Fire and Ice - Julie Garwood I don’t know if I’ve read a Garwood novel before but this one probably wasn’t the best place to start. I had heard she was a humorous writer which is probably what tempted me to borrow this audio copy from the library but either my sense of humor has gone on an extended vacation or I missed out on the funny because I didn’t smile once during the reading of this. And, as usual, I came into yet another book mid-series. According to Goodreads this book is #7 in the series. If I had it to do over again I probably would’ve skipped #7. Maybe the funny resides in the earlier books?

This is going to be a bit ranty and possibly spoilery so you may want to skip reading further if this in your to be read pile.

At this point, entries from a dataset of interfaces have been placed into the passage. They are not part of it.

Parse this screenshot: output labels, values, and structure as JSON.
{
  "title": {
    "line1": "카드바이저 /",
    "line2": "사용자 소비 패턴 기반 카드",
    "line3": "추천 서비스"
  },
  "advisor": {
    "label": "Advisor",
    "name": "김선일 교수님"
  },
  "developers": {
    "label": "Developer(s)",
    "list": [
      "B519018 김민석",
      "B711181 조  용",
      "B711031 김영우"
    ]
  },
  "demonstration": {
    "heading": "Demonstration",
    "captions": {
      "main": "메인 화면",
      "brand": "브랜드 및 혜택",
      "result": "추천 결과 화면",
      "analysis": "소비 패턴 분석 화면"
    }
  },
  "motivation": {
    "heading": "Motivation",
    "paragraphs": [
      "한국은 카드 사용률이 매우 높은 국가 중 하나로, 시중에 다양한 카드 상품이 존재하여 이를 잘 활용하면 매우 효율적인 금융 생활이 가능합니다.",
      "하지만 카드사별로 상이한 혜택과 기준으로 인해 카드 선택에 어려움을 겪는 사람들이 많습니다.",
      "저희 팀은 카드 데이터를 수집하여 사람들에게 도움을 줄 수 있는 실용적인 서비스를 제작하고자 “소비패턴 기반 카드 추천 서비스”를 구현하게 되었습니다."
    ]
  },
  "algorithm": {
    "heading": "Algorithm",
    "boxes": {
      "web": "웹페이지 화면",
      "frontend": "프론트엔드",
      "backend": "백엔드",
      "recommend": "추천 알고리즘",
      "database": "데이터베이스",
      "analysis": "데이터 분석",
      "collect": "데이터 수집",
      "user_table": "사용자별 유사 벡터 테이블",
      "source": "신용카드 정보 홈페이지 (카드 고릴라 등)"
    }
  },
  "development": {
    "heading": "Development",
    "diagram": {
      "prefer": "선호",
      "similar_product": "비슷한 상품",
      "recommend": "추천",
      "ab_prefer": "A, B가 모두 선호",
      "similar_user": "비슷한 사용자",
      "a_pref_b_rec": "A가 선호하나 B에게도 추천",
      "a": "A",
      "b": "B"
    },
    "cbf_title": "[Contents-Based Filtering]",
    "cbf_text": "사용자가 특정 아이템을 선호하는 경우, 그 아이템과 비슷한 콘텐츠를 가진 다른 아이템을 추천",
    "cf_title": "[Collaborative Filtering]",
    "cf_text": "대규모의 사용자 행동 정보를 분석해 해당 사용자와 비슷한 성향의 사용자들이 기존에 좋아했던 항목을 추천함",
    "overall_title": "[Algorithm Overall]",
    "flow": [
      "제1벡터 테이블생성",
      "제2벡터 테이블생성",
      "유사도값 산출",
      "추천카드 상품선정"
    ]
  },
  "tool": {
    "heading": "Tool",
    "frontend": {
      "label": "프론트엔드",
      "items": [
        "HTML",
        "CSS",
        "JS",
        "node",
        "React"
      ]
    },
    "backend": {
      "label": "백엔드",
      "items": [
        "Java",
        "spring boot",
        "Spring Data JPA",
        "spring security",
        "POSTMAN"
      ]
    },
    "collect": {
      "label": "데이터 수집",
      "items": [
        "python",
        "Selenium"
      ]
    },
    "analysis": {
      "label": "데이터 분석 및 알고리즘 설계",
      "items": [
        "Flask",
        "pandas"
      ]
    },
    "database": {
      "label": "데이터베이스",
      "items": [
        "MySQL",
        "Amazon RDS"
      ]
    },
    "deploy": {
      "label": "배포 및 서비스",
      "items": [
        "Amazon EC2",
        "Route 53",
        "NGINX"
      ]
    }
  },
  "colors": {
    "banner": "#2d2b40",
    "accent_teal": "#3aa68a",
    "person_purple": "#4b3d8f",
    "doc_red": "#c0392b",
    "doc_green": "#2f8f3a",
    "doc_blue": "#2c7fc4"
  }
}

The heroine is Sophie, a beautiful reporter who grew up with loads of money and the best of everything that cash could buy. She has decided to take the hard road to life by getting a job, giving up her car and refusing to accept daddy’s money because she’s been guilted into it by her friends. Her dad is on the run from the IRS, the FBI, and hoards of folks who claim he’s stolen their life savings (hey, wouldn’t the IRS have cut off the funds anyway? She ain’t fooling me!). Sophie is a confusing character, one I never could connect to on any level. She whines over not being able to buy “stuff”, weeps over the demise of a Dolce & Gabbana blouse and her “one of kind” Gucci bag but yet gives her money away to the homeless shelter because she says its something she has to do. Her materialism is supposedly an act but I don’t get it. Why would anyone purposely want people to think they’re so shallow? I found all of the whining about her “stuff” obnoxious. The only time she perks up in the entire story and shows emotion is when her designer things are damaged. Then she goes into a screechy rage but other than that she’s a generically flat character.

This book is supposed to be a romantic suspense but it was nearly halfway over before I figured out who the freaking hero was supposed to be. FBI agent Jack MacAlister loses a bet and is assigned to watch over her after the dimwit gets herself shot by answering an anonymous phone call. It goes something like this: ominous, unknown voice says, “Go stand in the window so I can see you better, move a little to the left, wait now move a bit to the right, now stand still” and . . . Powie! Have no fear, however, because the buckle on her Gucci purse saves her life! Now I see why so many women are obsessed with the brand. Sophie’s obviously a super tough chick because after nearly getting shot in the chest she goes about her life like nothing happened and doesn’t seem at all afraid of dying. Maybe I’m just whimpy but if some stranger called me, attempted to shoot me dead and was still on the loose I’d be hiding under my bed while peeing my pantaloons. But then again, I don’t own a Gucci anything.

Adding some mystery to this is a weird subplot about an insufferable man with a fetish for running and red socks who gets eaten by a polar bear in Alaska and another subplot about a bunch of money grubbing mad scientists experimenting on wolves and people. Sophie, of course, gets messed up in this but sadly does not get munched on by the polar bear. WTF does all this have to do with the romance, you ask? If you must know more, you’ll have to read the book because I’m not sure.

Overall it was just strange, boring and unfunny. The romance lacked chemistry and there was no emotion between them. She dubs him the “hubba hubba hunk” (honestly, I did not make that up), they have sex because they’re both so hot and all and can’t help themselves and it’s all so tepid that I’m asleep before they are. After they escape danger and solve the X-Files mystery they declare themselves in love. None of these storylines meshed well together. I may not have everything correct because I admittedly dozed off a time or two during the listening. If you pick this up, may your experience be a better one than mine.